But why fill in a form online?

You can access an online form any time – you don't have to collect it or wait for the post. You can also submit it right away online, saving postage costs. And there's no risk of it getting lost on the way.

Many forms allow you to save your work so you don't have to finish it in one go, and lots of sites will send you a confirmation email or receipt so you know your form's been delivered.

Different types of form

Online forms can have different designs and layouts – but they all work in the same way.

Forms usually contain spaces into which you can either type text or select an answer from a choice of options. These spaces are called 'fields'.

Let's take a look at the main fields you might come across and how they work. You may have seen some of them before. Don't worry if they're all new to you – you'll explore them in more detail later in the course.

Text boxes

A text box is a blank field where you type details like your name, address, or password.

An example of a text box form that requests information like name, address and phone number
An example of a drop down box form where after you click a particular field, more options appear as a clickable menu below.

Drop-down lists

A drop-down field lets you choose an answer from a list of options rather than typing your own text.

Radio buttons

Radio buttons are another way of choosing from a list of options. They look like a small circle.

Example of radio buttons which are small circles that once selected, change colour to show what has been chosen.
Example of check boxes in a questionnaire which are small squares that once selected, contain a tick.


Checkboxes are like radio buttons, but they are usually square rather than round. When you select an option it may show a tick, a cross or another image. Unlike a radio button, you can choose more than one option.

You can select the box again to deselect it and change your answer.

Knowing what to do

Don't worry if you haven't seen any of these before or if you're not sure how to use them. In this course you'll take a closer look at each one and have a go at using them yourself.

You may see forms that look different or are laid out differently to the ones you cover in the course. Don't worry about this – forms all work in the same way.

A computer screen containing a range of different types of forms that have previously been spoken about.
Shows someone filling in an online survey on their tablet


Well done.

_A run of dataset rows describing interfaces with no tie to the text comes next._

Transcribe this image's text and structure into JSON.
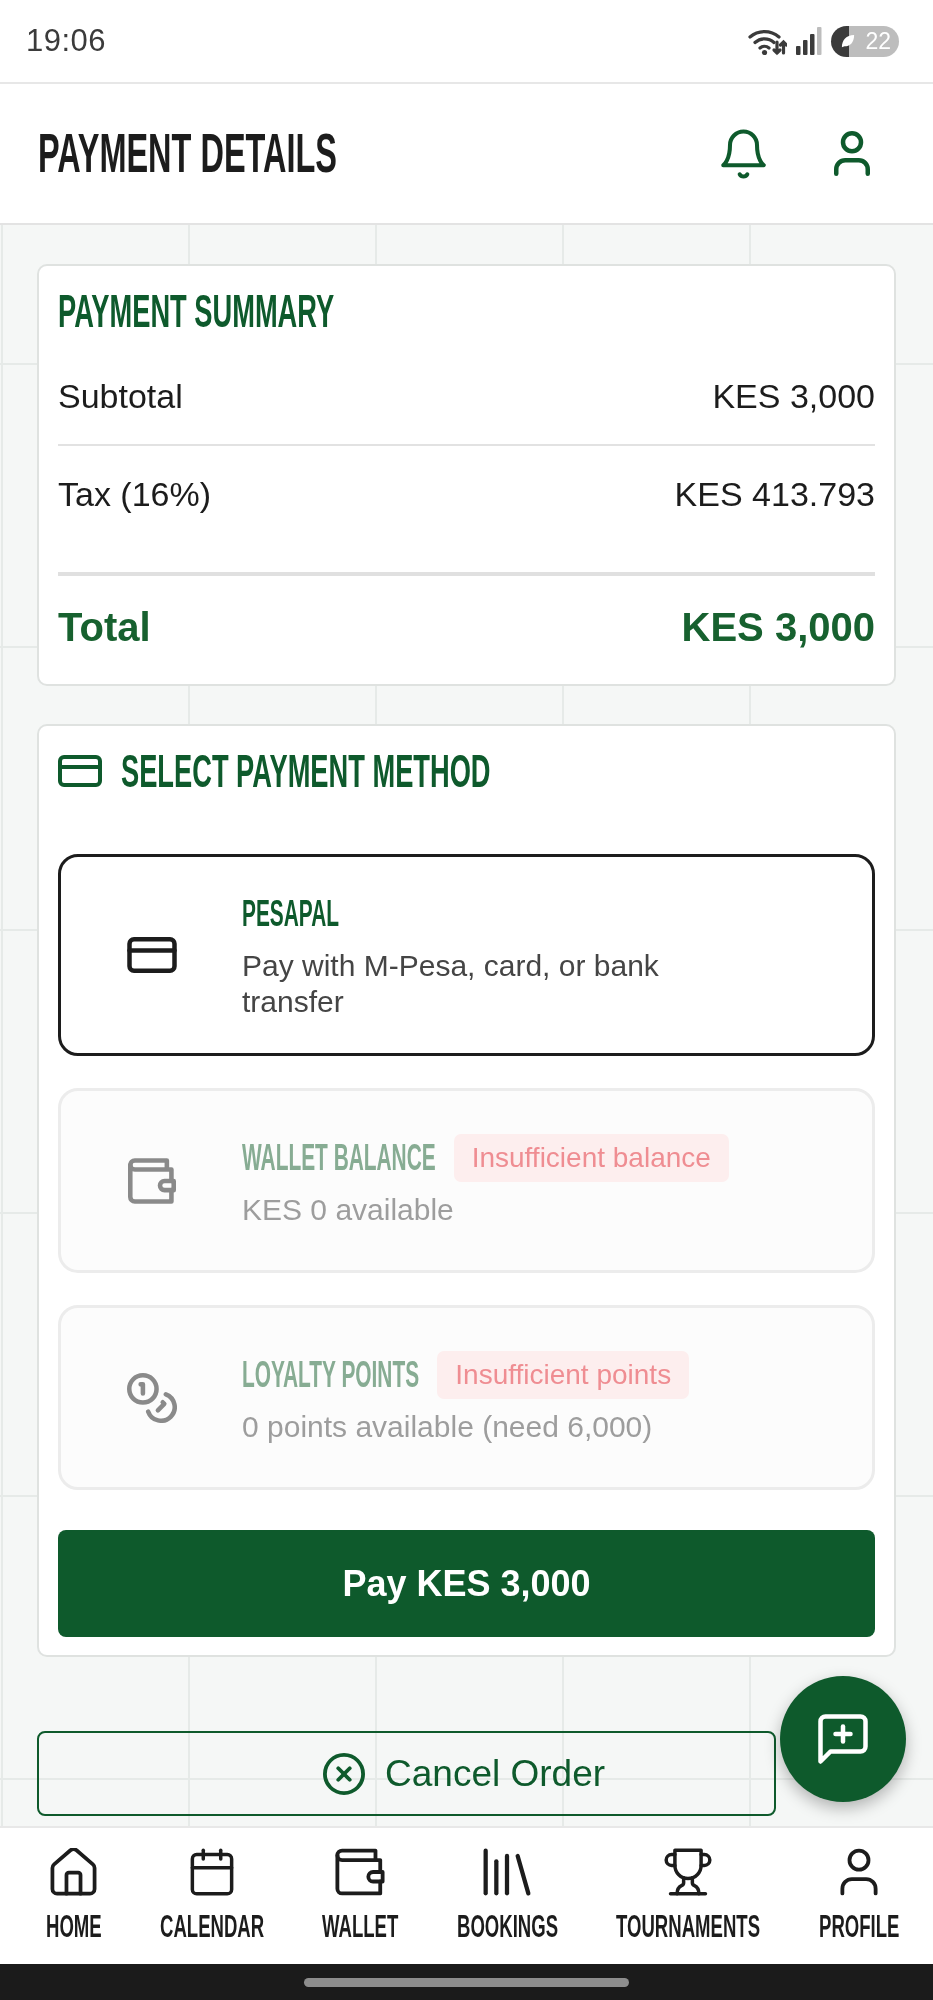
{
  "status_bar": {
    "time": "19:06",
    "battery": "22"
  },
  "header": {
    "title": "PAYMENT DETAILS"
  },
  "summary": {
    "title": "PAYMENT SUMMARY",
    "rows": [
      {
        "kind": "line",
        "label": "Subtotal",
        "value": "KES 3,000"
      },
      {
        "kind": "line",
        "label": "Tax (16%)",
        "value": "KES 413.793"
      },
      {
        "kind": "total",
        "label": "Total",
        "value": "KES 3,000"
      }
    ]
  },
  "payment_methods": {
    "title": "SELECT PAYMENT METHOD",
    "options": [
      {
        "kind": "card",
        "name": "PESAPAL",
        "description": "Pay with M-Pesa, card, or bank transfer",
        "selected": true,
        "disabled": false
      },
      {
        "kind": "wallet",
        "name": "WALLET BALANCE",
        "badge": "Insufficient balance",
        "description": "KES 0 available",
        "selected": false,
        "disabled": true
      },
      {
        "kind": "coins",
        "name": "LOYALTY POINTS",
        "badge": "Insufficient points",
        "description": "0 points available (need 6,000)",
        "selected": false,
        "disabled": true
      }
    ],
    "pay_button": "Pay KES 3,000"
  },
  "cancel_button": "Cancel Order",
  "bottom_nav": [
    {
      "kind": "home",
      "label": "HOME",
      "selected": false
    },
    {
      "kind": "calendar",
      "label": "CALENDAR",
      "selected": false
    },
    {
      "kind": "wallet",
      "label": "WALLET",
      "selected": false
    },
    {
      "kind": "books",
      "label": "BOOKINGS",
      "selected": false
    },
    {
      "kind": "trophy",
      "label": "TOURNAMENTS",
      "selected": false
    },
    {
      "kind": "person",
      "label": "PROFILE",
      "selected": false
    }
  ]
}
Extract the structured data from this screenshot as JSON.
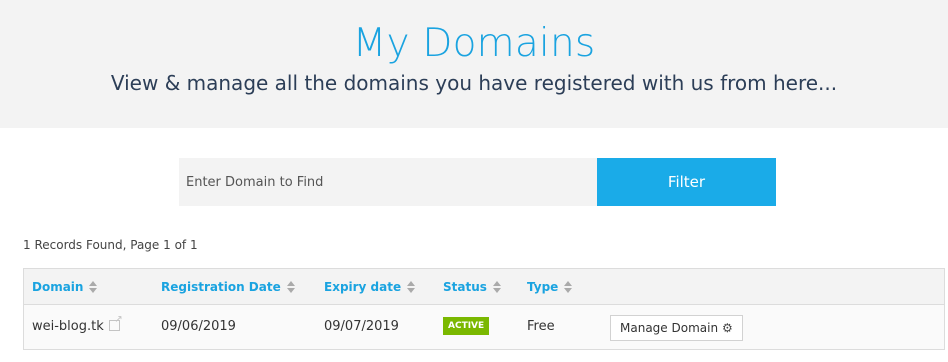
{
  "header": {
    "title": "My Domains",
    "subtitle": "View & manage all the domains you have registered with us from here..."
  },
  "search": {
    "placeholder": "Enter Domain to Find",
    "value": "",
    "filter_label": "Filter"
  },
  "records_text": "1 Records Found, Page 1 of 1",
  "table": {
    "columns": [
      "Domain",
      "Registration Date",
      "Expiry date",
      "Status",
      "Type"
    ],
    "rows": [
      {
        "domain": "wei-blog.tk",
        "registration_date": "09/06/2019",
        "expiry_date": "09/07/2019",
        "status": "ACTIVE",
        "type": "Free",
        "action_label": "Manage Domain"
      }
    ]
  },
  "icons": {
    "sort": "sort-icon",
    "external": "external-link-icon",
    "gear": "gear-icon"
  },
  "colors": {
    "accent": "#1aa3e0",
    "filter_button": "#1aabe8",
    "status_active": "#7ab800",
    "heading_sub": "#2c3e57"
  }
}
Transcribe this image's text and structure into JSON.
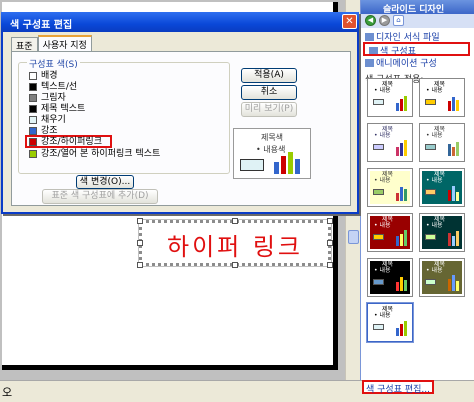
{
  "dialog": {
    "title": "색 구성표 편집",
    "close_glyph": "✕",
    "tabs": [
      {
        "label": "표준",
        "active": false
      },
      {
        "label": "사용자 지정",
        "active": true
      }
    ],
    "group_label": "구성표 색(S)",
    "colors": [
      {
        "label": "배경",
        "swatch": "#ffffff"
      },
      {
        "label": "텍스트/선",
        "swatch": "#000000"
      },
      {
        "label": "그림자",
        "swatch": "#808080"
      },
      {
        "label": "제목 텍스트",
        "swatch": "#000000"
      },
      {
        "label": "채우기",
        "swatch": "#e3f4f6"
      },
      {
        "label": "강조",
        "swatch": "#3366cc"
      },
      {
        "label": "강조/하이퍼링크",
        "swatch": "#cc0000"
      },
      {
        "label": "강조/열어 본 하이퍼링크 텍스트",
        "swatch": "#99cc00"
      }
    ],
    "change_color_button": "색 변경(O)...",
    "add_standard_button": "표준 색 구성표에 추가(D)",
    "apply_button": "적용(A)",
    "cancel_button": "취소",
    "preview_button": "미리 보기(P)",
    "preview": {
      "title": "제목색",
      "bullet": "• 내용색"
    }
  },
  "slide": {
    "text": "하이퍼 링크"
  },
  "task_pane": {
    "title": "슬라이드 디자인",
    "links": [
      {
        "label": "디자인 서식 파일",
        "selected": false
      },
      {
        "label": "색 구성표",
        "selected": true
      },
      {
        "label": "애니메이션 구성",
        "selected": false
      }
    ],
    "section_label": "색 구성표 적용:",
    "bottom_link": "색 구성표 편집...",
    "schemes": [
      {
        "bg": "#ffffff",
        "text": "#000000",
        "fill": "#dff2f5",
        "bars": [
          "#3366cc",
          "#cc0000",
          "#99cc00"
        ]
      },
      {
        "bg": "#ffffff",
        "text": "#000000",
        "fill": "#ffcc00",
        "bars": [
          "#cc0000",
          "#3366cc",
          "#ffcc00"
        ]
      },
      {
        "bg": "#ffffff",
        "text": "#333366",
        "fill": "#ccccff",
        "bars": [
          "#cc3366",
          "#333399",
          "#ffcc00"
        ]
      },
      {
        "bg": "#ffffff",
        "text": "#333333",
        "fill": "#99cccc",
        "bars": [
          "#336699",
          "#cc6633",
          "#99cc66"
        ]
      },
      {
        "bg": "#ffffcc",
        "text": "#333333",
        "fill": "#99cc66",
        "bars": [
          "#cc3333",
          "#3366cc",
          "#339966"
        ]
      },
      {
        "bg": "#006666",
        "text": "#ffffff",
        "fill": "#ffcc66",
        "bars": [
          "#cc0000",
          "#99ccff",
          "#ffff99"
        ]
      },
      {
        "bg": "#990000",
        "text": "#ffffff",
        "fill": "#ffcc00",
        "bars": [
          "#3366cc",
          "#ffff66",
          "#66cc66"
        ]
      },
      {
        "bg": "#003333",
        "text": "#ffffff",
        "fill": "#ccff99",
        "bars": [
          "#cc3333",
          "#99ccff",
          "#ffcc66"
        ]
      },
      {
        "bg": "#000000",
        "text": "#ffffff",
        "fill": "#6699cc",
        "bars": [
          "#ff3333",
          "#ffcc00",
          "#66cc66"
        ]
      },
      {
        "bg": "#666633",
        "text": "#ffffff",
        "fill": "#ccffcc",
        "bars": [
          "#cc6600",
          "#6699ff",
          "#ffff66"
        ]
      },
      {
        "bg": "#ffffff",
        "text": "#000000",
        "fill": "#dff2f5",
        "bars": [
          "#3366cc",
          "#cc0000",
          "#99cc00"
        ]
      }
    ],
    "scheme_title": "제목",
    "scheme_body": "• 내용"
  },
  "status_bar": {
    "text": "오"
  }
}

You've come to the end of the What is an online form activity.

You've learnt what an online form is and why they're used.

In the next activity Filling in your details, you'll start by helping Barbara with text boxes.